Turning the Tide, a special weekend to celebrate and give thanks for the 140 years of the Fishermen’s Mission since it was founded in 1881, was held last month at Christ Church in North Shields.
On 14 August, 60 people attended a fish and chip supper provided by Mission supporter Fisherman’s Bay, with a quiz, music by local folk/sea shanty group Beeswing and an update on the Mission’s work over the past 18 months.
On 15 August, a service was held to give thanks for the work of the Mission, led by Superintendent Peter Dade, mission area officer for North Shields. The service included an act of remembrance led by the Right Reverend Christine Hardman, Bishop of Newcastle. Symbols of the 140 years of the Mission and the fishing industry were brought forward during the service, led by the Mission standard: a creel, fish boxes, a net, a lifebelt representing the Mission strapline ‘providing a lifeline of welfare and support to fishermen and their families’, a ship’s bell, the North Shields book of remembrance, and a lovely 140-year wreath made by a local florist.
The book of remembrance, commissioned by the North Shields Fishermen’s Heritage Project to honour lost local fishermen, was brought forward by the last surviving North Shields steam trawlerman, Albert Whiting.
The sermon was given by the Reverend Kim Wears, whose late father was a fisherman. She concluded her address by saying that the work of the Fishermen’s Mission has been referred to as ‘Christianity with its sleeves rolled up’.
Seventy people attended the service, including people involved in the local industry past and present, local dignitaries, and representatives of the Tynemouth Volunteer Life Brigade, Mission to Seafarers South Shields, Stella Maris and other local maritime organisations. The service was also live-streamed.
Superintendent Peter Dade said: “The whole weekend was a very special event, and we were delighted to see so many fishing families and former fishermen at both days. The service was very moving, especially with the last 18 months in mind, meaning people could come together again, some for the first time in months.”

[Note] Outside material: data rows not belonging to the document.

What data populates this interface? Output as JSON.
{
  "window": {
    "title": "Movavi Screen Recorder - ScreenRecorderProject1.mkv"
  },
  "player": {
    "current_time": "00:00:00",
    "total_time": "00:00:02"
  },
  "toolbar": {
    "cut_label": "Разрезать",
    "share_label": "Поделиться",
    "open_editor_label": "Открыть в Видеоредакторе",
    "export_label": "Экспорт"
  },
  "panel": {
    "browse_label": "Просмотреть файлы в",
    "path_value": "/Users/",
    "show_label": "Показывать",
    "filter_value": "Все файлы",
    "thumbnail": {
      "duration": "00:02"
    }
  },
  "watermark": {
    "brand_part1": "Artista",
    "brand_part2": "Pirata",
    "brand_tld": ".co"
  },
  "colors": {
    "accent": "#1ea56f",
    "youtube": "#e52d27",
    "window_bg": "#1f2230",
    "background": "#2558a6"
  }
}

Fundraising over the course of the weekend made £500 for the Fishermen’s Mission.
This story was taken from the latest issue of Fishing News. For more up-to-date and in-depth reports on the UK and Irish commercial fishing sector, subscribe to Fishing News here or buy the latest single issue for just £3.30 here.